Maybe the ideal solution for the Silver Spring Transit Center would be to start over
The Silver Spring Transit Center is nothing short of a debacle ("Cost of Silver Spring Transit Center repairs jumps another $21 million," Washington Post), with construction defects delaying the facility's opening by at least 18 months and drastically escalating the cost, which will be around $150 million.
The SSTC will be a multimodal facility, linking the subway, MARC commuter railroad services, Metrobus, RideOn bus service, intercity bus services, and connections to the Capital Crescent and Metropolitan Branch bicycle trails (but not a bikestation), plus a connection to the proposed Purple Line light rail system which will run east from Bethesda in Montgomery County west to New Carrollton in Prince George's County ("Go big or go home: Prince George's County needs to think big and consider better revitalization examples for New Carrollton).
Not even getting into all the construction problems, but from the standpoint of civic architecture and urban revitalization ("Transit, stations and placemaking: transit stations as gateways and entrypoints into neighborhoods"), the Silver Spring Transit Center is a serious disappointment.
Rather than enhance the architectural, identity, and gateway elements of Silver Spring, instead it is butt ugly, a parking structure on steroids--a terribly missed opportunity to create a grand transit center modeled on the way and harkening back to the period when grand transit facilities--railroad stations--were constructed as urban centerpieces.
Nothing other than lack of vision and a concern for quality prevented Montgomery County from designing "a grand facility" and supporting it with commercial space on the site.
Recently, Anaheim, California ("Gleaming new transportation hub reflects OC's embrace of public transit," Los Angeles Times; "Anaheim's new ARTIC: Icon or eyesore?," Orange County Register) and Rochester, New York ("Touring Rochester's shiny new transit center," Rochester Democrat & Chronicle) opened new multimodal stations that provide a different example.
The Anaheim station was created as a display of noteworthy architecture, while the Rochester Transit Center isn't particularly beautiful on the outside, it still looks better than the SSTC.
station in Rochester took a long time and had issues ("Learn from mistakes with transit center," RDC), not in construction, but originally the plan was to do a mixed use project with other revenue generating commercial space, but the economics of doing so were not favorable.
Rochester's commercial real estate market has been battered by the decline of Kodak and Xerox, the city's two biggest corporations which once employed many tens of thousands of workers.
The station cost $50 million to build and was tied up for decades in squabbling between Republicans and Democrats (Democrats opposed it because former Republican Senator D'Amato came up with seed money).
It's 87,000 square feet and provides indoor waiting areas for riders, not unlike how an inter-city bus terminal is set up, with "gates" where passengers board.
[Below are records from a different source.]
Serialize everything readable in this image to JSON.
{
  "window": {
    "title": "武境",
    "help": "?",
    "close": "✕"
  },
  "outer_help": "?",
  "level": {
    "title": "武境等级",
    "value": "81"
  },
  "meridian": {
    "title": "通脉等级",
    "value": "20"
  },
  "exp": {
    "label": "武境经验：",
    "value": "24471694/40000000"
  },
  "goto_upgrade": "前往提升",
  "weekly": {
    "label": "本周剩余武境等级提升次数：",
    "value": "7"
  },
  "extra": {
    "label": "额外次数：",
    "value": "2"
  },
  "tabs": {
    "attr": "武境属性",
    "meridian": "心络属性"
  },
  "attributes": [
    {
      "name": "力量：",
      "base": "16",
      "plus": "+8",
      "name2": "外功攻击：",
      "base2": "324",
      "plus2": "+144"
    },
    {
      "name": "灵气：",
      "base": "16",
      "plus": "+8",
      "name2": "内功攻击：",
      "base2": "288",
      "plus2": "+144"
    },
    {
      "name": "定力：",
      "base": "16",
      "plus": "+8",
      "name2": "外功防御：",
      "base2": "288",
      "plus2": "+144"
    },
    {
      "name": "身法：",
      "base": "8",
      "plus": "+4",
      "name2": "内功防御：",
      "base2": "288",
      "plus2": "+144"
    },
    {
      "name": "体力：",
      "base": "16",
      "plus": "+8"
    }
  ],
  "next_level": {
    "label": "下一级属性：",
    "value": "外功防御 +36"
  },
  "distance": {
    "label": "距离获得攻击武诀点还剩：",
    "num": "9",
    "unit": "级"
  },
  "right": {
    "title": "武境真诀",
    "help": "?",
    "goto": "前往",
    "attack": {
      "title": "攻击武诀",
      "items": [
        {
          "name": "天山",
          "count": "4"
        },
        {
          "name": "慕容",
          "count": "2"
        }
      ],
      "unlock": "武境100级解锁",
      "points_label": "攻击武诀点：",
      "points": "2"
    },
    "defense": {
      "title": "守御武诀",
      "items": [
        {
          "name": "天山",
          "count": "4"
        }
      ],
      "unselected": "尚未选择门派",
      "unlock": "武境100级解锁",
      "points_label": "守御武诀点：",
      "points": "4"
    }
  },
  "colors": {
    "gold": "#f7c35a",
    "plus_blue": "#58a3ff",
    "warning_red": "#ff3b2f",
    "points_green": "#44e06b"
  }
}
The station has an integrated bus arrival and departure information system.
They aren't providing wi-fi services, don't have restaurants (they direct patrons to nearby businesses) and it's unclear what accommodations are provided for bicycle parking.
Anaheim. With a grand opening this weekend, and in operation for the past week, the new ARTIC, or Anaheim Regional Transportation Intermodal Center, was built by the Orange County Transportation Authority for the city, as a replacement for the city's existing train station, and integrates bus and other mobility services. The station will have a number of restaurants and retail shops.
Rendering by HOK.
Unlike the SSTC, the ARTIC was designed to project a strong image and identity for the city, which is best known as the home of Disneyland, and secondarily as the home of the Anaheim Ducks professional hockey team.
The 68,000 square foot structure cost $105 million to build, but other costs pushed the total project cost to $190 million, mostly paid for by the transit system, and the intent is for retail rent revenues to cover the annual operations, which will be the responsibility of the City of Anaheim.
The interior of the ARTIC looks like it will be much more interesting than that of the Silver Spring Transit Center, based on this rendering from HOK.
The idea is that the station would serve as a terminal for high speed rail. Present-day expectations are for about 8,000 riders to pass through the station each day, using Metrolink, Amtrak (the Pacific Surfliner is a kick-butt regional transit service that is much nicer than the Amtrak regional service in the Northeast corridor), local and regional bus service, inter-city bus, and taxis.
The station also has enhanced bike parking, free wi-fi service throughout the complex, and phone stations with extra electric charging capabilities.
Conclusion. When you're spending more than $100 million on transit infrastructure, you might as well make it attractive rather than utilitarian and ordinary, so that the project will have more and a greater number of benefits to the community beyond providing a roof for transit riders.